- [Exercise description]: After reading the data below, copy out every line that contains the word "LIVE".

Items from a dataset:
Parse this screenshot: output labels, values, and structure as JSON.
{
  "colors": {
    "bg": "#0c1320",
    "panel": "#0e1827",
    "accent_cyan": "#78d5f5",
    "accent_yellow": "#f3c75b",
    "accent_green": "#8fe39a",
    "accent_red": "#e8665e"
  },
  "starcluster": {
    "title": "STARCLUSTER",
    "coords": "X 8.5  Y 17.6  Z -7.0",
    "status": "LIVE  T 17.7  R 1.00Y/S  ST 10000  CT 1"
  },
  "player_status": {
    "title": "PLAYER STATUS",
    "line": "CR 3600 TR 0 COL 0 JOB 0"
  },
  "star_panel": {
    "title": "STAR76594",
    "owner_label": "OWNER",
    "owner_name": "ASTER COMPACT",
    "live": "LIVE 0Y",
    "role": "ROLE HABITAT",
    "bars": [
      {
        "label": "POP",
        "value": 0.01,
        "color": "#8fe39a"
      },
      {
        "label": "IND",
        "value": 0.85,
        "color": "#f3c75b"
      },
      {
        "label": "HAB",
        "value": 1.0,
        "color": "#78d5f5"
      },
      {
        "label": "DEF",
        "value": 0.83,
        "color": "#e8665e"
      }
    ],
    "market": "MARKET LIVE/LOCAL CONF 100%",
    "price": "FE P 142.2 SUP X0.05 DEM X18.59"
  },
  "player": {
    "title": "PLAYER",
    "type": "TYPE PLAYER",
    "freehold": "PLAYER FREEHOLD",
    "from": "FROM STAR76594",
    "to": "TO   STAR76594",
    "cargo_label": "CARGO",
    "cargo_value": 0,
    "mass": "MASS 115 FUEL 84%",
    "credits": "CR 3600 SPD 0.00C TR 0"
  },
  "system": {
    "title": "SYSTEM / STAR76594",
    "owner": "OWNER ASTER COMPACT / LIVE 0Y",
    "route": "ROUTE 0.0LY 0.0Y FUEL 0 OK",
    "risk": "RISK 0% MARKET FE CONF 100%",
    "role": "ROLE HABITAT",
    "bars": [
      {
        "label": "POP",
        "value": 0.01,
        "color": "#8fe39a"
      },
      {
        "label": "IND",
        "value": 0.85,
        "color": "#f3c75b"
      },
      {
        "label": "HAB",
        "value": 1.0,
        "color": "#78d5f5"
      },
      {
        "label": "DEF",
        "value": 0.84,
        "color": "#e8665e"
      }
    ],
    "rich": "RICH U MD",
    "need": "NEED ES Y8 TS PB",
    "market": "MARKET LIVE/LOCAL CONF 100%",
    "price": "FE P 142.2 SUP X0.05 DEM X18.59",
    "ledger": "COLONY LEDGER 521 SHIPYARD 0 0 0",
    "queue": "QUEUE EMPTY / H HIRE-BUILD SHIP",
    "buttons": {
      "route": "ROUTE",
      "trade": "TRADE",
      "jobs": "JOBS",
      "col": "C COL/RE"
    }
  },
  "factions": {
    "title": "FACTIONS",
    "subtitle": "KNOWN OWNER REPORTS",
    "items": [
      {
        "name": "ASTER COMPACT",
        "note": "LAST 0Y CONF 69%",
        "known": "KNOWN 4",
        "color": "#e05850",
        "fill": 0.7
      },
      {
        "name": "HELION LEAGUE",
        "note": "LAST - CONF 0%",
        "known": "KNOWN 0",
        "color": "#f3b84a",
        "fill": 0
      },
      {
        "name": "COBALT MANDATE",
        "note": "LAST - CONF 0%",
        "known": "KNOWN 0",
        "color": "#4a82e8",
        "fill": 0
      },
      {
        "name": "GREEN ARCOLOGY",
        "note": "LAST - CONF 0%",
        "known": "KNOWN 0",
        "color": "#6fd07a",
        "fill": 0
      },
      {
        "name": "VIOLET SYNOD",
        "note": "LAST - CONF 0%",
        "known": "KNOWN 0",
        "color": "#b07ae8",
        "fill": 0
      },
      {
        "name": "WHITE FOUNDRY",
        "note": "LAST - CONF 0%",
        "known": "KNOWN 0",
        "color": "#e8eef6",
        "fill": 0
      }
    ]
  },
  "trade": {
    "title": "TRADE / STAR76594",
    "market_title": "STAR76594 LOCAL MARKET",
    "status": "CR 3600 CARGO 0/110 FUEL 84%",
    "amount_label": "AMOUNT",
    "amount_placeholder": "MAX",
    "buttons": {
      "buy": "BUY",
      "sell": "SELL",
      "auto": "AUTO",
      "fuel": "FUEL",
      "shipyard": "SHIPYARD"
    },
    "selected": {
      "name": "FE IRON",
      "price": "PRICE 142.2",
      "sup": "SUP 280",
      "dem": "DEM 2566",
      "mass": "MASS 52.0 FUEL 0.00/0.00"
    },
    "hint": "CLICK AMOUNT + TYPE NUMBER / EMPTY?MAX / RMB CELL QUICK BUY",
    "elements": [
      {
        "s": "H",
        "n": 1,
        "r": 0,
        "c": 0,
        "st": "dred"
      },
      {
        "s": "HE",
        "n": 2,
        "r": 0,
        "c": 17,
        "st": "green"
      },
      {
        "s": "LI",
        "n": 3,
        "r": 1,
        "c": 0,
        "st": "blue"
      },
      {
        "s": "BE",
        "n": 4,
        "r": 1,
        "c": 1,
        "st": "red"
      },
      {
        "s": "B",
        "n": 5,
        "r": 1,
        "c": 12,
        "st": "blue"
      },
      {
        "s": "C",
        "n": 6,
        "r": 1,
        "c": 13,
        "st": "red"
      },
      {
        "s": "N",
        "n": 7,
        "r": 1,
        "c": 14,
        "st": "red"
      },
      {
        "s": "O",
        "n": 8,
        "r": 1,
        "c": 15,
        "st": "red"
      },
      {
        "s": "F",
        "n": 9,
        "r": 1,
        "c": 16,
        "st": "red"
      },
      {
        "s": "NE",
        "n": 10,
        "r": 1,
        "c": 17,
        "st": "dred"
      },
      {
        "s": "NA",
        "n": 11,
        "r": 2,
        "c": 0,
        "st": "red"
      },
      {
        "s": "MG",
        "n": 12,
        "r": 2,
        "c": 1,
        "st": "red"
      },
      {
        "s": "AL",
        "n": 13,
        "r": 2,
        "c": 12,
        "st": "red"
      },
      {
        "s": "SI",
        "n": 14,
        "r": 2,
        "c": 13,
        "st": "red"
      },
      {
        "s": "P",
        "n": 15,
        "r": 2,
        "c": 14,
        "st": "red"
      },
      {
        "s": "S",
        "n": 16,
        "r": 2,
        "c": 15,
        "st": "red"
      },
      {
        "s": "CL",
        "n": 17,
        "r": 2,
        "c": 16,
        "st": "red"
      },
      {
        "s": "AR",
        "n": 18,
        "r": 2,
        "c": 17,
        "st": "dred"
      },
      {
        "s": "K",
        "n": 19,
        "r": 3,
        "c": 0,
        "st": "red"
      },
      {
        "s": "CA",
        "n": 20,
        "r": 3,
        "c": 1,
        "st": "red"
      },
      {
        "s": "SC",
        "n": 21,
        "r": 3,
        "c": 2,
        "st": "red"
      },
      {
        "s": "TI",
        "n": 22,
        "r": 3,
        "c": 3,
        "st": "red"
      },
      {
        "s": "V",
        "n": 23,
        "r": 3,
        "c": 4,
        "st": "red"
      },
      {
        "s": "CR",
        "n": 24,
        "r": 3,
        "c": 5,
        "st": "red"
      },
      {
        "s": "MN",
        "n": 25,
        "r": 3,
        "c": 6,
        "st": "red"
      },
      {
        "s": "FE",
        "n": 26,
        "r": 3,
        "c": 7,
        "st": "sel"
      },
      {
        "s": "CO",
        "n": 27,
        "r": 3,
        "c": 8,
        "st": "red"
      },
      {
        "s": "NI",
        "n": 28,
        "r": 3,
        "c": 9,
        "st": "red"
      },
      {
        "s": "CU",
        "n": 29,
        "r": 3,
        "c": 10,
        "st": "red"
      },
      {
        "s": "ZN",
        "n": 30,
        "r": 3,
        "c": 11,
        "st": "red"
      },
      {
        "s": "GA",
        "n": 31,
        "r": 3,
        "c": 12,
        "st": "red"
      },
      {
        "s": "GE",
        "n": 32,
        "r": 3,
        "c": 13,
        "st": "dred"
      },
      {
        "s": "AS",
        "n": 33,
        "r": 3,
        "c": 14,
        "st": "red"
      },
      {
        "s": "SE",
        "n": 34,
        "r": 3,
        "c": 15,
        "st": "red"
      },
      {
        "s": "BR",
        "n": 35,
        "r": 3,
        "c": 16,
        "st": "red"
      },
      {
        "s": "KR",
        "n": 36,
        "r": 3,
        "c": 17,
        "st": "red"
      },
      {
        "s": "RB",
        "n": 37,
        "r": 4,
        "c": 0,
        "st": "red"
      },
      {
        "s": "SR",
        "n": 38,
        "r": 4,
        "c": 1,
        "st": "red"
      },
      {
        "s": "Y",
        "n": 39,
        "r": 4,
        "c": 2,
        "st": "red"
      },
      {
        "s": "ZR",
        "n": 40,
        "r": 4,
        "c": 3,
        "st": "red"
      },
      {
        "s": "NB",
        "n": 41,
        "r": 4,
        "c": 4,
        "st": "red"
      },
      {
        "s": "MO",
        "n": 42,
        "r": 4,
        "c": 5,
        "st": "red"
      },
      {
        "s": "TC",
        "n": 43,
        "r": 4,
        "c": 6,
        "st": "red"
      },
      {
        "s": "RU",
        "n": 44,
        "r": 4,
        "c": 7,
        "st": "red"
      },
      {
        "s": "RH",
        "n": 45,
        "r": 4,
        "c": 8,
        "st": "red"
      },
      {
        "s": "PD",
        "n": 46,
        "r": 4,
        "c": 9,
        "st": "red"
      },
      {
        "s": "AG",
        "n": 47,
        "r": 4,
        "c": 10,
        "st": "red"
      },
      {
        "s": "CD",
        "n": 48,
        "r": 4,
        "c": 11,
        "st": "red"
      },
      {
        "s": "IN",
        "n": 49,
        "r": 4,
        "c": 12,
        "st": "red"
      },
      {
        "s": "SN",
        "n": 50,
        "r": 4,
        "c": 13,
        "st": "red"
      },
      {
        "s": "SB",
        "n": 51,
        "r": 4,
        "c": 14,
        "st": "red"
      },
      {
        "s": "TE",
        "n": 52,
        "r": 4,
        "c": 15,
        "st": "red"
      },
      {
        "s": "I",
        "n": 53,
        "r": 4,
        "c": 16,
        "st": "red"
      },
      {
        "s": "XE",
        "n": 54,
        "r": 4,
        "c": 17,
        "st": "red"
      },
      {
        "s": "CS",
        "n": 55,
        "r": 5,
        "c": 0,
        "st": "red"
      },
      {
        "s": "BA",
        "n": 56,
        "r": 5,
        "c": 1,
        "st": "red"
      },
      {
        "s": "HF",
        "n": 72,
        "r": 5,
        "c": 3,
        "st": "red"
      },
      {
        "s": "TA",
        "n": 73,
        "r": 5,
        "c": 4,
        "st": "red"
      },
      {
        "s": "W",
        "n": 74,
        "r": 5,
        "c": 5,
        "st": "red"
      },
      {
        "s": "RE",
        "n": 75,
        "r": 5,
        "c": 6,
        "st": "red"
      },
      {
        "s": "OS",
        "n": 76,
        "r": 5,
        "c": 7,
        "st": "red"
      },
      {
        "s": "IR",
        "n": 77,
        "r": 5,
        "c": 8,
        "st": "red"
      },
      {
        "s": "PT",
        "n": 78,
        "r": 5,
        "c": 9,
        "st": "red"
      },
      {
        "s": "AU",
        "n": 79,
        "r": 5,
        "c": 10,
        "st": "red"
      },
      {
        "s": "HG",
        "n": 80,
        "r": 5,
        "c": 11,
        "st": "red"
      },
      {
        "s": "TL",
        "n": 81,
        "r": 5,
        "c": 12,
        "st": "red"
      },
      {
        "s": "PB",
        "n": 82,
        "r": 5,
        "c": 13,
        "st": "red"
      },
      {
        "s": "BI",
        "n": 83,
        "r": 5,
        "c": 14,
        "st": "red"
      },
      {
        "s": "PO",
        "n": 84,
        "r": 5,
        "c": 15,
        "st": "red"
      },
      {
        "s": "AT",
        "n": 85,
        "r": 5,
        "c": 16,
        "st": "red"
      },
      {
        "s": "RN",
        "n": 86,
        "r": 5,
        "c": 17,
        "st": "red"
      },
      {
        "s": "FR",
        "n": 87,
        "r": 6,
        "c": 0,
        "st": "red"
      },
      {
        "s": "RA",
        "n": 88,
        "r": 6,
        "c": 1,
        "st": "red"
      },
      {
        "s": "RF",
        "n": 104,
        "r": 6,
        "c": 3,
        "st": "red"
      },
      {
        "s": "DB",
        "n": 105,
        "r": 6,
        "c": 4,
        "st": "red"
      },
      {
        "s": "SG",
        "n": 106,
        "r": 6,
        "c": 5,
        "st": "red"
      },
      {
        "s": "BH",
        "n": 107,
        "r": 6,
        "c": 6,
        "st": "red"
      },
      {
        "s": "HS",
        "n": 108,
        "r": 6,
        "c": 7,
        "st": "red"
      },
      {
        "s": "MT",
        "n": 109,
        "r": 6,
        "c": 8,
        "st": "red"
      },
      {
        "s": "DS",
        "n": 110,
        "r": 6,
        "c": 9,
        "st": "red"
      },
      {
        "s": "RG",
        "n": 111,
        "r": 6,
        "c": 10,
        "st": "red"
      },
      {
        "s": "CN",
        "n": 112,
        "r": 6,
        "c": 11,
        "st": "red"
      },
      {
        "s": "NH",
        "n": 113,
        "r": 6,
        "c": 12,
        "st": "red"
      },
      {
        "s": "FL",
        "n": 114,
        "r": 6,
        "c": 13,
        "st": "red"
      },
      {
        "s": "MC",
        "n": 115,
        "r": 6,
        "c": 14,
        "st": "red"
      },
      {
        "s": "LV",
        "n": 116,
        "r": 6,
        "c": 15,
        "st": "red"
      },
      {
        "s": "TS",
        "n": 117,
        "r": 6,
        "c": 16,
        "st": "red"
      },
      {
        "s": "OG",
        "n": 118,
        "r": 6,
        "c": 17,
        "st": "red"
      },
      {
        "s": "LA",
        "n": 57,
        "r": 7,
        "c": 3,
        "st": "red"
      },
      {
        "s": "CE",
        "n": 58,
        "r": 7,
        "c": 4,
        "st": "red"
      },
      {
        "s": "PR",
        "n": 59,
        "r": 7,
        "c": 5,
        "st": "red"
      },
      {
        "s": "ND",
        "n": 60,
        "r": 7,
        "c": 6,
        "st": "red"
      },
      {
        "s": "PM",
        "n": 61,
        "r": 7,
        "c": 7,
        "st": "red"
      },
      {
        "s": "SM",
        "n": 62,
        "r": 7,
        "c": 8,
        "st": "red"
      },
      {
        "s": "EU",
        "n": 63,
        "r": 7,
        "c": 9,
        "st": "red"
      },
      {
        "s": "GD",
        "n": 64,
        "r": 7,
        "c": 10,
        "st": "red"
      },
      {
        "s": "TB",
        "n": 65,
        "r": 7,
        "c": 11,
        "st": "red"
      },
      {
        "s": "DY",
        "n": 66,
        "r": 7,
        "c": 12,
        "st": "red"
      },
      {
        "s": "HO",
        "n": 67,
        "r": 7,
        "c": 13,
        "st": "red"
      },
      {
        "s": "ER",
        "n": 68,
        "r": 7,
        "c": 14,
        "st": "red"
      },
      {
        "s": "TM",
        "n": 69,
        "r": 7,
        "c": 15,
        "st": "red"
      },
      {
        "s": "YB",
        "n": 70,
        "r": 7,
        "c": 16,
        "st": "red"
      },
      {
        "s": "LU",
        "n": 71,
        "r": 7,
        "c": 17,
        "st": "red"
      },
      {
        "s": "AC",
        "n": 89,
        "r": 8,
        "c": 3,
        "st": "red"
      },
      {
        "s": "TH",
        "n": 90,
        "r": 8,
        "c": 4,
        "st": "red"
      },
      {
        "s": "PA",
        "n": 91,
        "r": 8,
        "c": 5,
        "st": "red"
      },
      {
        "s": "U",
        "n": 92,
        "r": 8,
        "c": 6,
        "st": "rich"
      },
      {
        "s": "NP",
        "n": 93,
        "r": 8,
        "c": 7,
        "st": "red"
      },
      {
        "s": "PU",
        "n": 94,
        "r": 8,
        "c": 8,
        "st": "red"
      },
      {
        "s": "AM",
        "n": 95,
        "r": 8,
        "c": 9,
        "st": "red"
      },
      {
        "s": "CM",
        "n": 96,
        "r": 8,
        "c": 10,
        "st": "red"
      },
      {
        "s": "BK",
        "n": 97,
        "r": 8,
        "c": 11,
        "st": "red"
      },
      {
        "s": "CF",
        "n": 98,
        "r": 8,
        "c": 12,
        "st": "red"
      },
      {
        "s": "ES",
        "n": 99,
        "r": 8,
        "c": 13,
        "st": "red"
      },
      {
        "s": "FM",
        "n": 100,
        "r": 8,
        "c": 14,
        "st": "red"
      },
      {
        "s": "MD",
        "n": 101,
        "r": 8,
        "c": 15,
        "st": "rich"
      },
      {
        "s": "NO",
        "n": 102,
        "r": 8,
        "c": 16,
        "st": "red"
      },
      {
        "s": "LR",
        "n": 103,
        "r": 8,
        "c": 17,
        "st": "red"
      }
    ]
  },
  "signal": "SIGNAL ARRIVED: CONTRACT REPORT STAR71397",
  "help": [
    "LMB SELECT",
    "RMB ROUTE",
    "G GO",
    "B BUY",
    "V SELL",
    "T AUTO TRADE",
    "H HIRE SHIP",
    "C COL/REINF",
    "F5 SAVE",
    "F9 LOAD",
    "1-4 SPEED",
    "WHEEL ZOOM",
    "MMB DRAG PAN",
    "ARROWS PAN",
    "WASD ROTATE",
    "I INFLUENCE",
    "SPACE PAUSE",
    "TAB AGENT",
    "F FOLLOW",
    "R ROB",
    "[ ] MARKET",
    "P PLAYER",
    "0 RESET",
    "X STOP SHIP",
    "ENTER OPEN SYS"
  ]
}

- [Answer box]:
    "status": "LIVE  T 17.7  R 1.00Y/S  ST 10000  CT 1"
    "live": "LIVE 0Y",
    "market": "MARKET LIVE/LOCAL CONF 100%",
    "owner": "OWNER ASTER COMPACT / LIVE 0Y",
    "market": "MARKET LIVE/LOCAL CONF 100%",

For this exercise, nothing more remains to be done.